Dr. Timothy A. Lawson, South Pacific Commission, Noumea, New Caledonia, kindly contributed maps for some figures. Dr. Tony Pitcher gave useful ideas on early drafts of this document. Dr. David Die, FAO Rome, provided helpful comments to this document as well as valuable data. Dr. Kent Carpenter and Dr. Richard Grainger, FAO, Rome provided helpful technical assistance and gave access to the FAO fisheries statistical database.

Ms. Alida Bundy kindly gave useful comments to the final version of the text. My final thanks go to Mrs. Ratana Chuenpagdee for all her assistance in the collection of data, preparation of figures and tables and final editing and typing of the review.

Hyperlinks to non-FAO Internet sites do not imply any official endorsement of or responsibility for the opinions, ideas, data or products presented at these locations, or guarantee the validity of the information provided. The sole purpose of links to non-FAO sites is to indicate further information available on related topics.



1.1 Background to Elasmobranch Fisheries

1.2 A Note on Taxonomy


2.1 The Official Statistics

2.1.1 Catches by FAO Major Fishing Areas

2.1.2 Catches by countries

2.2 Major Fisheries for Elasmobranchs

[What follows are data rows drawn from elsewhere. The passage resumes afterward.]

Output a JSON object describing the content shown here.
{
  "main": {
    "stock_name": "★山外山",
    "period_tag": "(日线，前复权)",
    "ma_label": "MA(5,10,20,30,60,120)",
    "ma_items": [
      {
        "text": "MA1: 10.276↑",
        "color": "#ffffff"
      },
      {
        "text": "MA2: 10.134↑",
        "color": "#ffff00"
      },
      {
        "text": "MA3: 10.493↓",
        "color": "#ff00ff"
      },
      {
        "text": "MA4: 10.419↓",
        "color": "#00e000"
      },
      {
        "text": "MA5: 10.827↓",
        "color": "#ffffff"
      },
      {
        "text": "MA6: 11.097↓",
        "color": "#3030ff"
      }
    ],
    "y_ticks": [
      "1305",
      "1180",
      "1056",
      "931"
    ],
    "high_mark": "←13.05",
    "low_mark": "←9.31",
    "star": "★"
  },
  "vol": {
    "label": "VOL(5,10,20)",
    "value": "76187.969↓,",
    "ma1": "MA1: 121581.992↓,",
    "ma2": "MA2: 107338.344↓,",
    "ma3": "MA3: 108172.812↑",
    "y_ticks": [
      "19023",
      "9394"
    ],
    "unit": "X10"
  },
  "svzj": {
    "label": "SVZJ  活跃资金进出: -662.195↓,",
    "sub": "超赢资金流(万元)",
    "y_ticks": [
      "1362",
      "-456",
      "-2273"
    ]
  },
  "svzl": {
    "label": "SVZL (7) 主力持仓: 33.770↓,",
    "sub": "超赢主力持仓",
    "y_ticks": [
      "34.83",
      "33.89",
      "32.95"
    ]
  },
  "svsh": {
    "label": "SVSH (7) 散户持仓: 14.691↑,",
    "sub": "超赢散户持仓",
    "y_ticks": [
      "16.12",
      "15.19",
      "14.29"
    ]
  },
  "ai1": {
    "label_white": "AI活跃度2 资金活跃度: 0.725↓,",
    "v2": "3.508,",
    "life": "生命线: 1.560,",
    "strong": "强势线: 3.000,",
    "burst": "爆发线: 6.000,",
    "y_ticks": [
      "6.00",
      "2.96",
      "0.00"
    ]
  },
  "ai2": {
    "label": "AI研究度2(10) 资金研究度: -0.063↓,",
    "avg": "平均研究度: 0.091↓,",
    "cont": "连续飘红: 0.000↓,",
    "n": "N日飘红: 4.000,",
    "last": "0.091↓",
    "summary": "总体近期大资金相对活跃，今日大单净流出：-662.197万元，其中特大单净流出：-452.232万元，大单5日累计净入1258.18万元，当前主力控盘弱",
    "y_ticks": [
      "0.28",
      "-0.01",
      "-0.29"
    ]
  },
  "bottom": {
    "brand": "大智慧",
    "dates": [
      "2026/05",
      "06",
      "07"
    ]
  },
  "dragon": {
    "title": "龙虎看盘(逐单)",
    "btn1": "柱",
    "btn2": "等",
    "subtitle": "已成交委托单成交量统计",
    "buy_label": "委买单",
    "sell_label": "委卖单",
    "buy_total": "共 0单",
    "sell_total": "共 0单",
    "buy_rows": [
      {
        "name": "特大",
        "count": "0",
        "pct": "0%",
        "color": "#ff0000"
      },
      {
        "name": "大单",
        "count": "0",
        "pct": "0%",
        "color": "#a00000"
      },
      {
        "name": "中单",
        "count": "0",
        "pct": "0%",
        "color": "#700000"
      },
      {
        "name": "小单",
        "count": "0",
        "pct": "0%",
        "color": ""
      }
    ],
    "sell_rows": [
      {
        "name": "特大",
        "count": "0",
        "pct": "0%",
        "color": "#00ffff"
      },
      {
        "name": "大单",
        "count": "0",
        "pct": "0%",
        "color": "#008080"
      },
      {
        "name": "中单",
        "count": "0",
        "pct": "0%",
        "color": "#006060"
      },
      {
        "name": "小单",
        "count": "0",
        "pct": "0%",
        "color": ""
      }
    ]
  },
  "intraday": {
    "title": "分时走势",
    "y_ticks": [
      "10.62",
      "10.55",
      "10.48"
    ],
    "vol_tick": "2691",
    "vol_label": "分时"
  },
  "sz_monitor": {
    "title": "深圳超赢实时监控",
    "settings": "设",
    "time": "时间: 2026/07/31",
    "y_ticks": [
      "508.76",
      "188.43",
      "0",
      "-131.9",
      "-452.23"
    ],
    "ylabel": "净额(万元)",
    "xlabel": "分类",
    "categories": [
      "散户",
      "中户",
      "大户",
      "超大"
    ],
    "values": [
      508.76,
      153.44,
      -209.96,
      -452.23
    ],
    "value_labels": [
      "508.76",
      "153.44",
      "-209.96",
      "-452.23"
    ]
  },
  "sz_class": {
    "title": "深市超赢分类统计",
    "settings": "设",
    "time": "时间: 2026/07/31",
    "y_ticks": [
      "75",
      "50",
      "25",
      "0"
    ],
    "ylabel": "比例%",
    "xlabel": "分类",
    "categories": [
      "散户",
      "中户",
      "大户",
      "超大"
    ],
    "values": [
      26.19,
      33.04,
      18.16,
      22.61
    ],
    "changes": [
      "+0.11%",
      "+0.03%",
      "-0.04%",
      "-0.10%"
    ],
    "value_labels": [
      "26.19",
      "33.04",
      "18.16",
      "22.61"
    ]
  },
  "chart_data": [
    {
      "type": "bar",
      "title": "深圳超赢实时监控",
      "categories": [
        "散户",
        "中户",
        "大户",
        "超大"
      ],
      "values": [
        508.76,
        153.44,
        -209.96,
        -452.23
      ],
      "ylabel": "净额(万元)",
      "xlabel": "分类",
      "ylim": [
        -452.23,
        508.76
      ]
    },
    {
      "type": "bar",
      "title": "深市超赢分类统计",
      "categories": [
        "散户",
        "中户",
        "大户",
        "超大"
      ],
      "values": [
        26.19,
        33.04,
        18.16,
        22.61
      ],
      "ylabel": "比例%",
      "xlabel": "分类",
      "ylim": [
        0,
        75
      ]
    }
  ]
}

2.2.1 America USA Mexico Peru Brazil Argentina

2.2.2 Europe Norway Former USSR United Kingdom Ireland France Spain Italy

2.2.3 Africa and Indian subcontinent Nigeria Pakistan India Sri Lanka

2.2.4 Asia Japan South Korea People's Republic of China Taiwan (Prov. of China) Philippines Thailand Malaysia Indonesia

2.2.5 Australian subcontinent Australia New Zealand

2.3 By catches and Discards of Elascobranchs at sea

2.3.1 Drift gillnet fisheries North Pacific Ocean

Salmon fishery

Flying squid fishery

Large-mesh driftnet fishery South Pacific Ocean Indian Ocean Atlantic Ocean Overview of driftnet fisheries

2.3.2 Longline fisheries Atlantic Ocean Indian Ocean Tropical and South Pacific North Pacific Overview of longline fisheries

2.3.3 Purse seine fisheries

2.3.4 Other miscellaneous fisheries

2.3.5 Overview Species of elasmobranchs under pressure from high seas fisheries


3.1 Current Situation of Elasmobranch Fisheries

3.2 Problems for the Assessment and Management of Elasmobranch Fisheries

3.2.1 Biology and Fisheries Theory

3.2.2 Multiplicity of species and Gears

3.2.3 Economics, Shark, "finning" and Baseline information

3.3 Conservation of Elasmobranchs